It is written by a couple authors from Forrester, so it will be little surprise that it is really strong on the strategy front. It successfully manages to link what we are seeing happening today on the Internet to strategies for succeeding in this space. The first part of the book provides us with an understanding of how to match solutions to an organisation's specific customer base. Users are categorised according to whether they are: creators, critics, collectors, joiners, spectators, or inactives. This categorisation comes from Forrester's Social Technographics tool and you can find more information on the book's website  and even generate your own profile. The blog on the website is very good, by the way.
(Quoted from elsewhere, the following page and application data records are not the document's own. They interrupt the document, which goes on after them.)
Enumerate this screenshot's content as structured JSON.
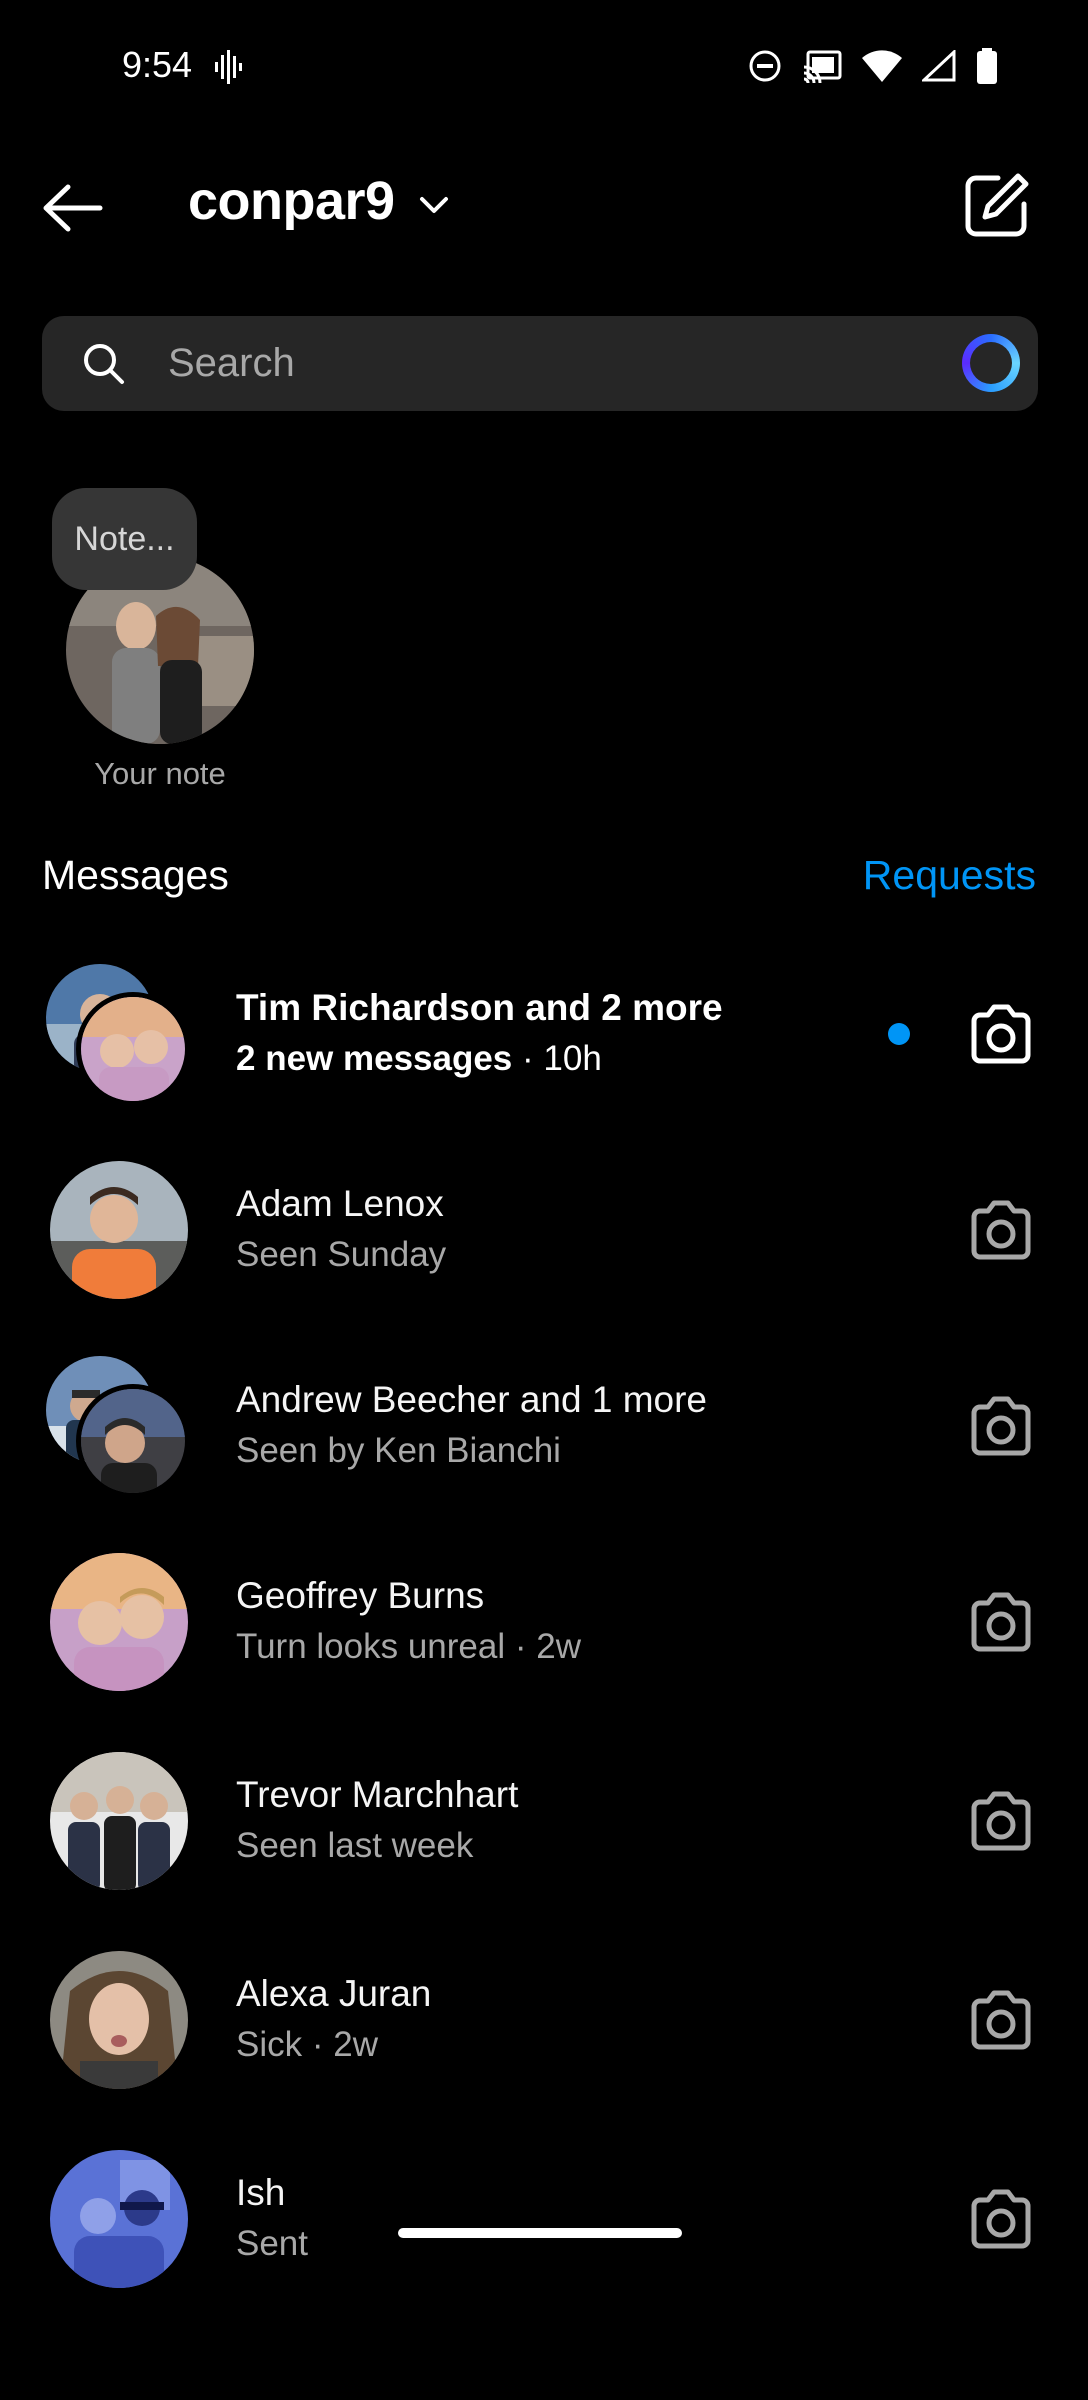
{
  "status_bar": {
    "time": "9:54"
  },
  "header": {
    "username": "conpar9"
  },
  "search": {
    "placeholder": "Search"
  },
  "note": {
    "bubble_text": "Note...",
    "label": "Your note"
  },
  "section": {
    "title": "Messages",
    "requests_label": "Requests"
  },
  "threads": [
    {
      "name": "Tim Richardson and 2 more",
      "preview": "2 new messages",
      "time": "· 10h",
      "unread": true,
      "group": true
    },
    {
      "name": "Adam Lenox",
      "preview": "Seen Sunday",
      "time": "",
      "unread": false,
      "group": false
    },
    {
      "name": "Andrew Beecher and 1 more",
      "preview": "Seen by Ken Bianchi",
      "time": "",
      "unread": false,
      "group": true
    },
    {
      "name": "Geoffrey Burns",
      "preview": "Turn looks unreal",
      "time": "· 2w",
      "unread": false,
      "group": false
    },
    {
      "name": "Trevor Marchhart",
      "preview": "Seen last week",
      "time": "",
      "unread": false,
      "group": false
    },
    {
      "name": "Alexa Juran",
      "preview": "Sick",
      "time": "· 2w",
      "unread": false,
      "group": false
    },
    {
      "name": "Ish",
      "preview": "Sent",
      "time": "",
      "unread": false,
      "group": false
    }
  ],
  "colors": {
    "accent": "#0095f6",
    "background": "#000000",
    "secondary_text": "#a8a8a8",
    "search_bg": "#262626"
  }
}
The authors then match technical solutions to an organisation's objectives: namely, listening, talking energizing, supporting and embracing their customers. Part 2 of the book is dedicated to stepping through each of these objectives providing worked through examples of how organisations have succeeded in each of these domains. As you might imagine, adopting the appropriate technique for your particular audience is absolutely key.
If you are interested in Innovation, chapters 8 and 9 have some useful insights on the role customers can play in the innovation process.
In a area that is frequently over-hyped, this book provides significant insight and examples that reinforce what following a successful strategy can do for you and your company. If you are about to embark on your first venture into this space, I would strongly suggest that you read this book first. Highly recommended.
The writing style is clear, accessible and no-nonsense. I won't win any literary prises, but for this sort of book you wouldn't want anything else. One minor niggle was the formula used as the beginning of many chapters: "Fred is a (whatever) and here's his story..." - it grated a bit by the sixth or seventh time they used this device.
But that aside I can't fault it. It helps clarify one's thinking about what the social media groundswell is, and how to recognise its various manifestations, and it then goes on to give so0lid, practical suggestions for how you can adapt to and adopt the groundswell positively in your organisation.
As a companion to this I'd also recommend "Here Comes Everybody" by Clay Shirky.